AIM OF THE TASK | From the data that follows, copy every line holding the string "JSON".

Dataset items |
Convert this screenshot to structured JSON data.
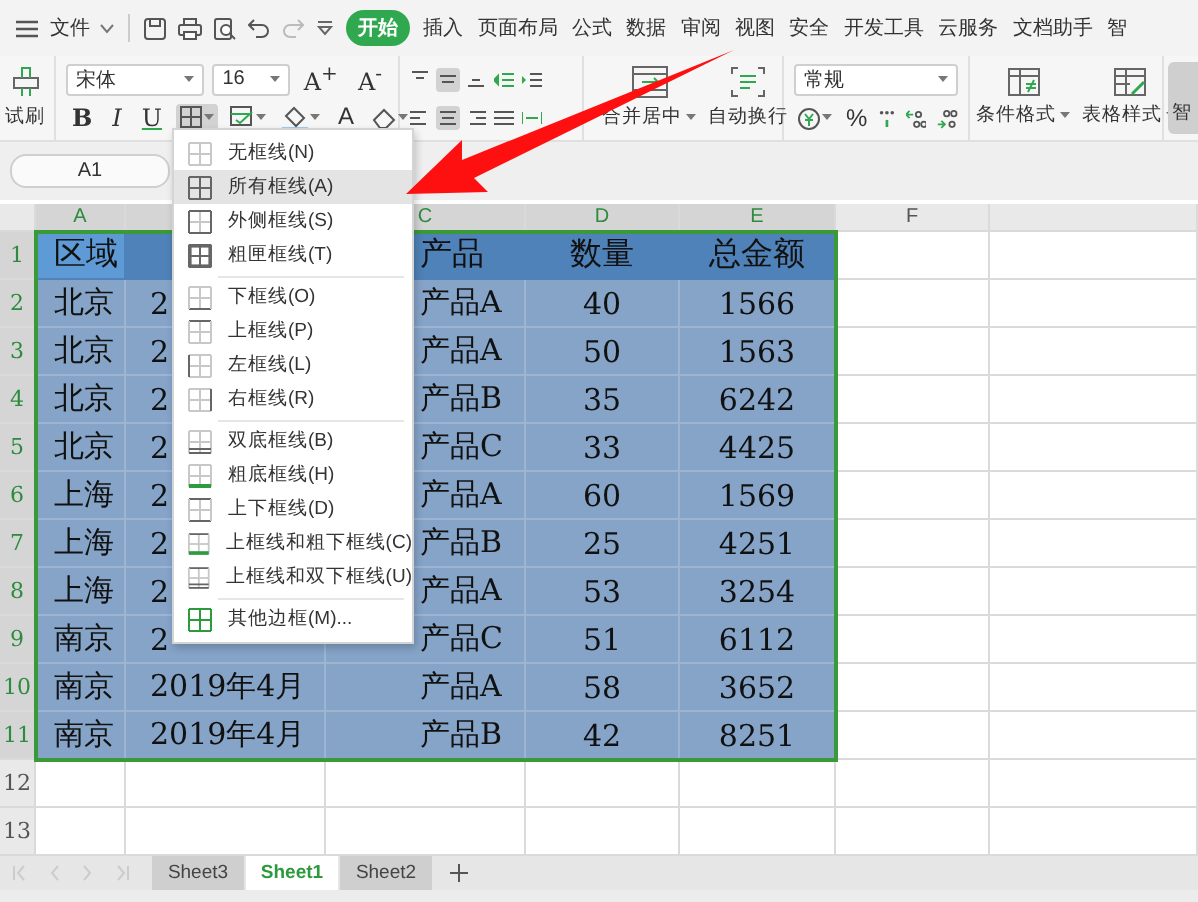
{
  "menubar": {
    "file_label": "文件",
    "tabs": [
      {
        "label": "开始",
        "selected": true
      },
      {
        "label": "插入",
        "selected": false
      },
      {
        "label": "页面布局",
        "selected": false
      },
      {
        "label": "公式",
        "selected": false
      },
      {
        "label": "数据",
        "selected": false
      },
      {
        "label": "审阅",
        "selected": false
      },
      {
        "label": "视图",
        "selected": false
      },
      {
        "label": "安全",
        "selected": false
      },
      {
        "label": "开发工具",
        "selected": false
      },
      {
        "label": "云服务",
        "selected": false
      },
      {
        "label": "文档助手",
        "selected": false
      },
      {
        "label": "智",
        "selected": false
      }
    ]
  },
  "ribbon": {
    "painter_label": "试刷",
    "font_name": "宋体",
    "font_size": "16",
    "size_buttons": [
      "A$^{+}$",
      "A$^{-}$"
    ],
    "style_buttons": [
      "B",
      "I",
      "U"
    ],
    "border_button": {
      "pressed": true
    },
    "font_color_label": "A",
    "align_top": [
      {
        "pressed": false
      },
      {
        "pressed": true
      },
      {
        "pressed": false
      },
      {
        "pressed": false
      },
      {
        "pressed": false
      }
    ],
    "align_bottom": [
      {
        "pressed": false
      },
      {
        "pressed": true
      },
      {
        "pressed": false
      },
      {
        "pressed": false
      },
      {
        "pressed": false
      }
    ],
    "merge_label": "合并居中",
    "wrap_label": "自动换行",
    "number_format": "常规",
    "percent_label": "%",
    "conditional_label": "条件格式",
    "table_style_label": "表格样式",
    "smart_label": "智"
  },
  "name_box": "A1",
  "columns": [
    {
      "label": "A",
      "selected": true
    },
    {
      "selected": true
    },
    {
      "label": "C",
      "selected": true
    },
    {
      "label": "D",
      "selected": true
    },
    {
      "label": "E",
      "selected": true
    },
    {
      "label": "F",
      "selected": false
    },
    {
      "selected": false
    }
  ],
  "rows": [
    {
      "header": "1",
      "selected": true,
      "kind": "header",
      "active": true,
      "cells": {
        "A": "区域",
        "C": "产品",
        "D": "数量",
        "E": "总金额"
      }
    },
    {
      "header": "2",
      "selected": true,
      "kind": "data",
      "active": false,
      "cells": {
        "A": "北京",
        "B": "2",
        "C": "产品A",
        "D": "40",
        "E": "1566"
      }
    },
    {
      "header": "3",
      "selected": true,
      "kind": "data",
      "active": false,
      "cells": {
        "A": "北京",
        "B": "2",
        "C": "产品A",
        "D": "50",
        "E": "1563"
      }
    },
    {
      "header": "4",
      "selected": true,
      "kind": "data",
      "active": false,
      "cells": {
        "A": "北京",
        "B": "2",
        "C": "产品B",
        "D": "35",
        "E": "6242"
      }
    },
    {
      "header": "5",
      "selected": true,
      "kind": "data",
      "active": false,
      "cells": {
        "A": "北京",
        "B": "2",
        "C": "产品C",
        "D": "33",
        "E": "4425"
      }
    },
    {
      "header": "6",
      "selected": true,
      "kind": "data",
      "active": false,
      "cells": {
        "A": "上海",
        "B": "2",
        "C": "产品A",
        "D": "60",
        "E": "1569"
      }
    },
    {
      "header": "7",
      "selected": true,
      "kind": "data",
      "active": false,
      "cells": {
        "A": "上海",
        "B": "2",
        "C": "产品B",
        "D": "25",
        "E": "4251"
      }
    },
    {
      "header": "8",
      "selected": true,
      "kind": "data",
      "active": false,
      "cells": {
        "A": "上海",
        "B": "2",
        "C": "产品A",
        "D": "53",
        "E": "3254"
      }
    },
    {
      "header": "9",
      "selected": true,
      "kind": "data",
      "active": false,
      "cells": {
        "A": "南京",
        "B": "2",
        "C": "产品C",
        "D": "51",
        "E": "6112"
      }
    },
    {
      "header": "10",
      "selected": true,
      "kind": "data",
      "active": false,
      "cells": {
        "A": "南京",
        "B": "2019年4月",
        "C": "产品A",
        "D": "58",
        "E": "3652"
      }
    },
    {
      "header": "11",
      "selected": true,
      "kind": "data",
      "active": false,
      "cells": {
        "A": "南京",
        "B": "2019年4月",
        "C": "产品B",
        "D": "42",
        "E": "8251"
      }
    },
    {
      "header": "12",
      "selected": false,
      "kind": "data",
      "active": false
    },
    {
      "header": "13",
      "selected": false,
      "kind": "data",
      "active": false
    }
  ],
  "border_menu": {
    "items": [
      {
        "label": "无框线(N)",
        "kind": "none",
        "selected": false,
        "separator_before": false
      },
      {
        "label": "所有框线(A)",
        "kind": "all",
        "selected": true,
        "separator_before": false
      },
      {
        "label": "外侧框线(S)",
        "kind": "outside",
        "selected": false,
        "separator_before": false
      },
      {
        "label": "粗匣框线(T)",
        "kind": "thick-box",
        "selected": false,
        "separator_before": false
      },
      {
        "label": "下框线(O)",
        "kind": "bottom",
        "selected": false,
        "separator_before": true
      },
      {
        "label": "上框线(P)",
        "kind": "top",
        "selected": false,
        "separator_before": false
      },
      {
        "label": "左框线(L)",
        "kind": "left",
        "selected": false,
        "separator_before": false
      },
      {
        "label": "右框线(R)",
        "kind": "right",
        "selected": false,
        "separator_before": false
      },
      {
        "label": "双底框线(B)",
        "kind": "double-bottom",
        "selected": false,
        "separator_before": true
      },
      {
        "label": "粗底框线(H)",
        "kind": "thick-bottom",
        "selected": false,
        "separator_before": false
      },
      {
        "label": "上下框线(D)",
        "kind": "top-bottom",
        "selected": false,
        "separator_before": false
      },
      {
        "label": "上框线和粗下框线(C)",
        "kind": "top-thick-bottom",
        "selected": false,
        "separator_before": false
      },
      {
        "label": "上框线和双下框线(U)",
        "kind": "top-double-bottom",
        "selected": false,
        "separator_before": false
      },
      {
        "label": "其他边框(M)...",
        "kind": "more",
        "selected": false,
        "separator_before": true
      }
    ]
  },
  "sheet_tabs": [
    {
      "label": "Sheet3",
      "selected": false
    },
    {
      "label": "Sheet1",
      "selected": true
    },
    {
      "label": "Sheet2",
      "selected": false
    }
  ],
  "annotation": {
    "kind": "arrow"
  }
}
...
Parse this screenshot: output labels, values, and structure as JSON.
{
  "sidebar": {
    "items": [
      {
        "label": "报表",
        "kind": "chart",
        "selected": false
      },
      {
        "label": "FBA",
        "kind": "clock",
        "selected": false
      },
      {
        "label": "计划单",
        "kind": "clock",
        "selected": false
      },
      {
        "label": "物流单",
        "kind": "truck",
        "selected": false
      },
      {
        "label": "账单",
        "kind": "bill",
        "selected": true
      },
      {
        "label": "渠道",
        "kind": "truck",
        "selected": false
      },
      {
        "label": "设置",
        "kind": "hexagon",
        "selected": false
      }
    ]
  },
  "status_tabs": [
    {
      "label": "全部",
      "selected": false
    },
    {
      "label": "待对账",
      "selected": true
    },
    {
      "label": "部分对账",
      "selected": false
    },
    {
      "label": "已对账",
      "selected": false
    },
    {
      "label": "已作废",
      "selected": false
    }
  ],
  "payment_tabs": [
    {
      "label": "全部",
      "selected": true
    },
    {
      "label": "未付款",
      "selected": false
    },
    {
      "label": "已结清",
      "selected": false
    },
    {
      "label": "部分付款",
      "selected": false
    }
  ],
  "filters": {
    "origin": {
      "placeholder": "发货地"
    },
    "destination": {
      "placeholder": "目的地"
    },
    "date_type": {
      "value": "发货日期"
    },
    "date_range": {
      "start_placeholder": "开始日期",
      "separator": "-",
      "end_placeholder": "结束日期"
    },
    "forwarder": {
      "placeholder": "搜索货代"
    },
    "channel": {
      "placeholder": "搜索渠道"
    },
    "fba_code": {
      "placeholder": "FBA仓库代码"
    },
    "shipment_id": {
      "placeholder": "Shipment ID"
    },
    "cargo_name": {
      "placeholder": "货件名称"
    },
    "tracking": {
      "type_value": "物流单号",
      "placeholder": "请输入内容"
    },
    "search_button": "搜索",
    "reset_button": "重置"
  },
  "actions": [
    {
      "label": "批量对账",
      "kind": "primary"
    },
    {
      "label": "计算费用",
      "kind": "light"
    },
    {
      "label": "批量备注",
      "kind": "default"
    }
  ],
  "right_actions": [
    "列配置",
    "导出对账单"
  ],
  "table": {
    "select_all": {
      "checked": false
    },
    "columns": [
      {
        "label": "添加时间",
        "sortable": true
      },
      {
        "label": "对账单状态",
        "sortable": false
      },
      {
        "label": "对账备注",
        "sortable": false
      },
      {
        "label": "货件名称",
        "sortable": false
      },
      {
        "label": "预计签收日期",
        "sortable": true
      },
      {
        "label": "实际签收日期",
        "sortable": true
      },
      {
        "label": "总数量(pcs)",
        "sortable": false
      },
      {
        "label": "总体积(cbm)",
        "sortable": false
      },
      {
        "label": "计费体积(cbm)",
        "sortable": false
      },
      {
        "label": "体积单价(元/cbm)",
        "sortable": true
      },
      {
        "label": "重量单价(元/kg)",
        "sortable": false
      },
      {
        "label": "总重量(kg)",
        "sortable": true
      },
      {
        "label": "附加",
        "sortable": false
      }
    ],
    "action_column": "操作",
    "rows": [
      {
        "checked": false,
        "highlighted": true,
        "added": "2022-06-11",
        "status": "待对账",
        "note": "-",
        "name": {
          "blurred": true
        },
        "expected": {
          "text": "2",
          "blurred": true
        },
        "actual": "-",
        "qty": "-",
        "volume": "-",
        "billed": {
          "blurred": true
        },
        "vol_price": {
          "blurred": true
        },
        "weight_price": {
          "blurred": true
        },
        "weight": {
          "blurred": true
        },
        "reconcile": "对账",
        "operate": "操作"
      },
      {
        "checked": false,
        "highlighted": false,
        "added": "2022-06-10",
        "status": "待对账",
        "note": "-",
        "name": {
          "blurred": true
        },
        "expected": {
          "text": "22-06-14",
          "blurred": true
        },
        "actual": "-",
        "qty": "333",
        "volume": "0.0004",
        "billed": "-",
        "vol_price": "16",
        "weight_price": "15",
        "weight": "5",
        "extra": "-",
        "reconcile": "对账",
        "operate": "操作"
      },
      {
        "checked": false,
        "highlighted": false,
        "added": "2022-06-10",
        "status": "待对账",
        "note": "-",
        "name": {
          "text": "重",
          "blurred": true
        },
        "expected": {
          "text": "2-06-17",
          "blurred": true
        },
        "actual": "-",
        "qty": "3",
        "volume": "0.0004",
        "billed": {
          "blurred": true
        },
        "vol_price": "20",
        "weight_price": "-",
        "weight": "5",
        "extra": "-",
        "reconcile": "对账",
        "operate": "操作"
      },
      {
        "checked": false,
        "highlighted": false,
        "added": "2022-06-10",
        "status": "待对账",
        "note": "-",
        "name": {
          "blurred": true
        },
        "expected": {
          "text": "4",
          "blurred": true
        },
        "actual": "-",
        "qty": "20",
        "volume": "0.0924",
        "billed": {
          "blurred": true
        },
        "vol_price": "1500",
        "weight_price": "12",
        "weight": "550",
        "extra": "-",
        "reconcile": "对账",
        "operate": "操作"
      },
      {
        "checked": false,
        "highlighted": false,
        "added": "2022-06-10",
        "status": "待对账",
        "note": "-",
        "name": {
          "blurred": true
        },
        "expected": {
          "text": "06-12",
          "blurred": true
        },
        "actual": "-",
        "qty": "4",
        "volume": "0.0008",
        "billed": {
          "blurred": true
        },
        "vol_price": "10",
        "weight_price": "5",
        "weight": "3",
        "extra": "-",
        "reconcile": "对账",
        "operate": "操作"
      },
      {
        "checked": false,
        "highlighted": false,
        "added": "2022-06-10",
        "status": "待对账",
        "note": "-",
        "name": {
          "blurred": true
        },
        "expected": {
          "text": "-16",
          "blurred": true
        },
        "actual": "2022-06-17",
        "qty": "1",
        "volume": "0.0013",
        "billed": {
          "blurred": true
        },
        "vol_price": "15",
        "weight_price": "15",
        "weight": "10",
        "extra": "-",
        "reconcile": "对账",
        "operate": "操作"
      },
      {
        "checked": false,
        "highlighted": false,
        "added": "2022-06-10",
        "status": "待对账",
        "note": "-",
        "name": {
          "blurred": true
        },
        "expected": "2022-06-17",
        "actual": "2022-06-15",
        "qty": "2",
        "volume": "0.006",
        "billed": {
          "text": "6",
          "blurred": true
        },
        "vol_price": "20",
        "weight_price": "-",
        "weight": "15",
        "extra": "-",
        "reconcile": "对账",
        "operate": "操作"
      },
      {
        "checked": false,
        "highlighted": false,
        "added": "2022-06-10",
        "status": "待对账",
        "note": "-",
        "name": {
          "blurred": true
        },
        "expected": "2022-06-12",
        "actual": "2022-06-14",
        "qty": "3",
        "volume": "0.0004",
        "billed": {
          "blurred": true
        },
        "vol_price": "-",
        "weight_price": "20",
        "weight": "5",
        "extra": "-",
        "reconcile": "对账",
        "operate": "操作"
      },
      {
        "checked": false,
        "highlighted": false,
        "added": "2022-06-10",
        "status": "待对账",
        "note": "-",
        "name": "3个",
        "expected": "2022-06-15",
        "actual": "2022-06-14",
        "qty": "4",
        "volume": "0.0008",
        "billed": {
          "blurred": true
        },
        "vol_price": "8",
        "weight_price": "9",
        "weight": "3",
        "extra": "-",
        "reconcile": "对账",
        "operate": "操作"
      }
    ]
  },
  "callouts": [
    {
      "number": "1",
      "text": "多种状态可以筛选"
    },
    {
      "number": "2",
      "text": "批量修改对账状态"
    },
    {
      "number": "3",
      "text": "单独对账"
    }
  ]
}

SOLUTION TO THIS EXERCISE |
Convert this screenshot to structured JSON data.
Parse this screenshot: output labels, values, and structure as JSON.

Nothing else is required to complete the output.